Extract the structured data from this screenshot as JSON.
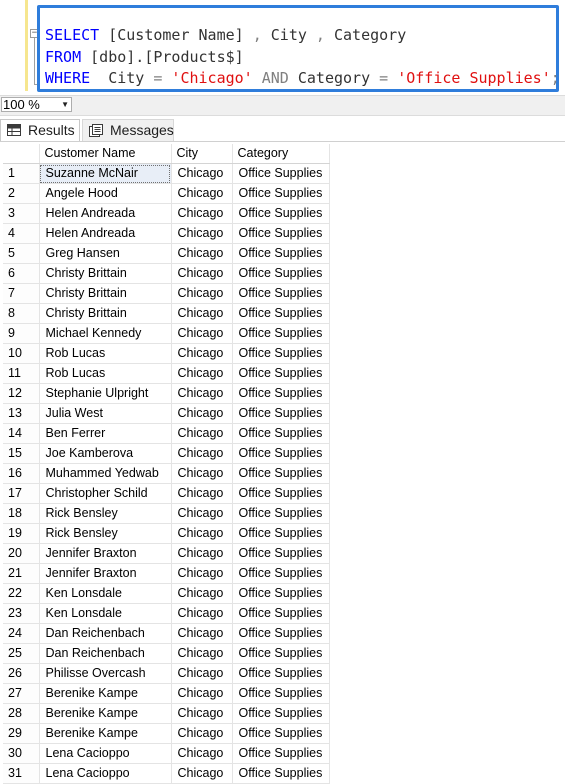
{
  "editor": {
    "line1": {
      "kw_select": "SELECT",
      "rest": " [Customer Name]",
      "comma1": " ,",
      "city": " City",
      "comma2": " ,",
      "category": " Category"
    },
    "line2": {
      "kw_from": "FROM",
      "table": " [dbo].[Products$]"
    },
    "line3": {
      "kw_where": "WHERE",
      "col_city": "  City",
      "eq1": " =",
      "val_city": " 'Chicago'",
      "kw_and": " AND",
      "col_category": " Category",
      "eq2": " =",
      "val_category": " 'Office Supplies'",
      "semicolon": ";"
    },
    "collapse_symbol": "−",
    "highlight_color": "#2f7ddb"
  },
  "zoom": {
    "value": "100 %"
  },
  "tabs": [
    {
      "label": "Results",
      "icon": "grid-icon",
      "active": true
    },
    {
      "label": "Messages",
      "icon": "messages-icon",
      "active": false
    }
  ],
  "grid": {
    "columns": [
      "Customer Name",
      "City",
      "Category"
    ],
    "rows": [
      [
        "1",
        "Suzanne McNair",
        "Chicago",
        "Office Supplies"
      ],
      [
        "2",
        "Angele Hood",
        "Chicago",
        "Office Supplies"
      ],
      [
        "3",
        "Helen Andreada",
        "Chicago",
        "Office Supplies"
      ],
      [
        "4",
        "Helen Andreada",
        "Chicago",
        "Office Supplies"
      ],
      [
        "5",
        "Greg Hansen",
        "Chicago",
        "Office Supplies"
      ],
      [
        "6",
        "Christy Brittain",
        "Chicago",
        "Office Supplies"
      ],
      [
        "7",
        "Christy Brittain",
        "Chicago",
        "Office Supplies"
      ],
      [
        "8",
        "Christy Brittain",
        "Chicago",
        "Office Supplies"
      ],
      [
        "9",
        "Michael Kennedy",
        "Chicago",
        "Office Supplies"
      ],
      [
        "10",
        "Rob Lucas",
        "Chicago",
        "Office Supplies"
      ],
      [
        "11",
        "Rob Lucas",
        "Chicago",
        "Office Supplies"
      ],
      [
        "12",
        "Stephanie Ulpright",
        "Chicago",
        "Office Supplies"
      ],
      [
        "13",
        "Julia West",
        "Chicago",
        "Office Supplies"
      ],
      [
        "14",
        "Ben Ferrer",
        "Chicago",
        "Office Supplies"
      ],
      [
        "15",
        "Joe Kamberova",
        "Chicago",
        "Office Supplies"
      ],
      [
        "16",
        "Muhammed Yedwab",
        "Chicago",
        "Office Supplies"
      ],
      [
        "17",
        "Christopher Schild",
        "Chicago",
        "Office Supplies"
      ],
      [
        "18",
        "Rick Bensley",
        "Chicago",
        "Office Supplies"
      ],
      [
        "19",
        "Rick Bensley",
        "Chicago",
        "Office Supplies"
      ],
      [
        "20",
        "Jennifer Braxton",
        "Chicago",
        "Office Supplies"
      ],
      [
        "21",
        "Jennifer Braxton",
        "Chicago",
        "Office Supplies"
      ],
      [
        "22",
        "Ken Lonsdale",
        "Chicago",
        "Office Supplies"
      ],
      [
        "23",
        "Ken Lonsdale",
        "Chicago",
        "Office Supplies"
      ],
      [
        "24",
        "Dan Reichenbach",
        "Chicago",
        "Office Supplies"
      ],
      [
        "25",
        "Dan Reichenbach",
        "Chicago",
        "Office Supplies"
      ],
      [
        "26",
        "Philisse Overcash",
        "Chicago",
        "Office Supplies"
      ],
      [
        "27",
        "Berenike Kampe",
        "Chicago",
        "Office Supplies"
      ],
      [
        "28",
        "Berenike Kampe",
        "Chicago",
        "Office Supplies"
      ],
      [
        "29",
        "Berenike Kampe",
        "Chicago",
        "Office Supplies"
      ],
      [
        "30",
        "Lena Cacioppo",
        "Chicago",
        "Office Supplies"
      ],
      [
        "31",
        "Lena Cacioppo",
        "Chicago",
        "Office Supplies"
      ]
    ]
  }
}
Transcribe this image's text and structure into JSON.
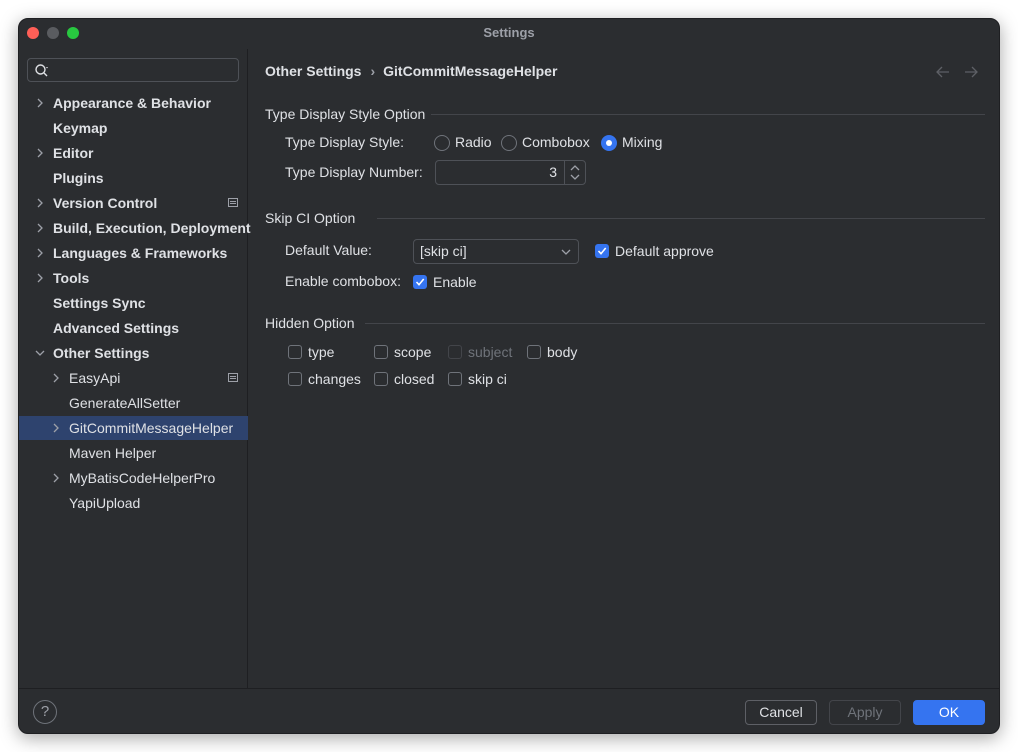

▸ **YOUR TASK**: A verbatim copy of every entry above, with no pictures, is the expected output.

▸ **OUTPUT BELOW**:
Extract the structured data from this screenshot as JSON.
{
  "editor": {
    "line1": {
      "kw_select": "SELECT",
      "rest": " [Customer Name]",
      "comma1": " ,",
      "city": " City",
      "comma2": " ,",
      "category": " Category"
    },
    "line2": {
      "kw_from": "FROM",
      "table": " [dbo].[Products$]"
    },
    "line3": {
      "kw_where": "WHERE",
      "col_city": "  City",
      "eq1": " =",
      "val_city": " 'Chicago'",
      "kw_and": " AND",
      "col_category": " Category",
      "eq2": " =",
      "val_category": " 'Office Supplies'",
      "semicolon": ";"
    },
    "collapse_symbol": "−",
    "highlight_color": "#2f7ddb"
  },
  "zoom": {
    "value": "100 %"
  },
  "tabs": [
    {
      "label": "Results",
      "icon": "grid-icon",
      "active": true
    },
    {
      "label": "Messages",
      "icon": "messages-icon",
      "active": false
    }
  ],
  "grid": {
    "columns": [
      "Customer Name",
      "City",
      "Category"
    ],
    "rows": [
      [
        "1",
        "Suzanne McNair",
        "Chicago",
        "Office Supplies"
      ],
      [
        "2",
        "Angele Hood",
        "Chicago",
        "Office Supplies"
      ],
      [
        "3",
        "Helen Andreada",
        "Chicago",
        "Office Supplies"
      ],
      [
        "4",
        "Helen Andreada",
        "Chicago",
        "Office Supplies"
      ],
      [
        "5",
        "Greg Hansen",
        "Chicago",
        "Office Supplies"
      ],
      [
        "6",
        "Christy Brittain",
        "Chicago",
        "Office Supplies"
      ],
      [
        "7",
        "Christy Brittain",
        "Chicago",
        "Office Supplies"
      ],
      [
        "8",
        "Christy Brittain",
        "Chicago",
        "Office Supplies"
      ],
      [
        "9",
        "Michael Kennedy",
        "Chicago",
        "Office Supplies"
      ],
      [
        "10",
        "Rob Lucas",
        "Chicago",
        "Office Supplies"
      ],
      [
        "11",
        "Rob Lucas",
        "Chicago",
        "Office Supplies"
      ],
      [
        "12",
        "Stephanie Ulpright",
        "Chicago",
        "Office Supplies"
      ],
      [
        "13",
        "Julia West",
        "Chicago",
        "Office Supplies"
      ],
      [
        "14",
        "Ben Ferrer",
        "Chicago",
        "Office Supplies"
      ],
      [
        "15",
        "Joe Kamberova",
        "Chicago",
        "Office Supplies"
      ],
      [
        "16",
        "Muhammed Yedwab",
        "Chicago",
        "Office Supplies"
      ],
      [
        "17",
        "Christopher Schild",
        "Chicago",
        "Office Supplies"
      ],
      [
        "18",
        "Rick Bensley",
        "Chicago",
        "Office Supplies"
      ],
      [
        "19",
        "Rick Bensley",
        "Chicago",
        "Office Supplies"
      ],
      [
        "20",
        "Jennifer Braxton",
        "Chicago",
        "Office Supplies"
      ],
      [
        "21",
        "Jennifer Braxton",
        "Chicago",
        "Office Supplies"
      ],
      [
        "22",
        "Ken Lonsdale",
        "Chicago",
        "Office Supplies"
      ],
      [
        "23",
        "Ken Lonsdale",
        "Chicago",
        "Office Supplies"
      ],
      [
        "24",
        "Dan Reichenbach",
        "Chicago",
        "Office Supplies"
      ],
      [
        "25",
        "Dan Reichenbach",
        "Chicago",
        "Office Supplies"
      ],
      [
        "26",
        "Philisse Overcash",
        "Chicago",
        "Office Supplies"
      ],
      [
        "27",
        "Berenike Kampe",
        "Chicago",
        "Office Supplies"
      ],
      [
        "28",
        "Berenike Kampe",
        "Chicago",
        "Office Supplies"
      ],
      [
        "29",
        "Berenike Kampe",
        "Chicago",
        "Office Supplies"
      ],
      [
        "30",
        "Lena Cacioppo",
        "Chicago",
        "Office Supplies"
      ],
      [
        "31",
        "Lena Cacioppo",
        "Chicago",
        "Office Supplies"
      ]
    ]
  }
}
Transcribe this image's text and structure into JSON.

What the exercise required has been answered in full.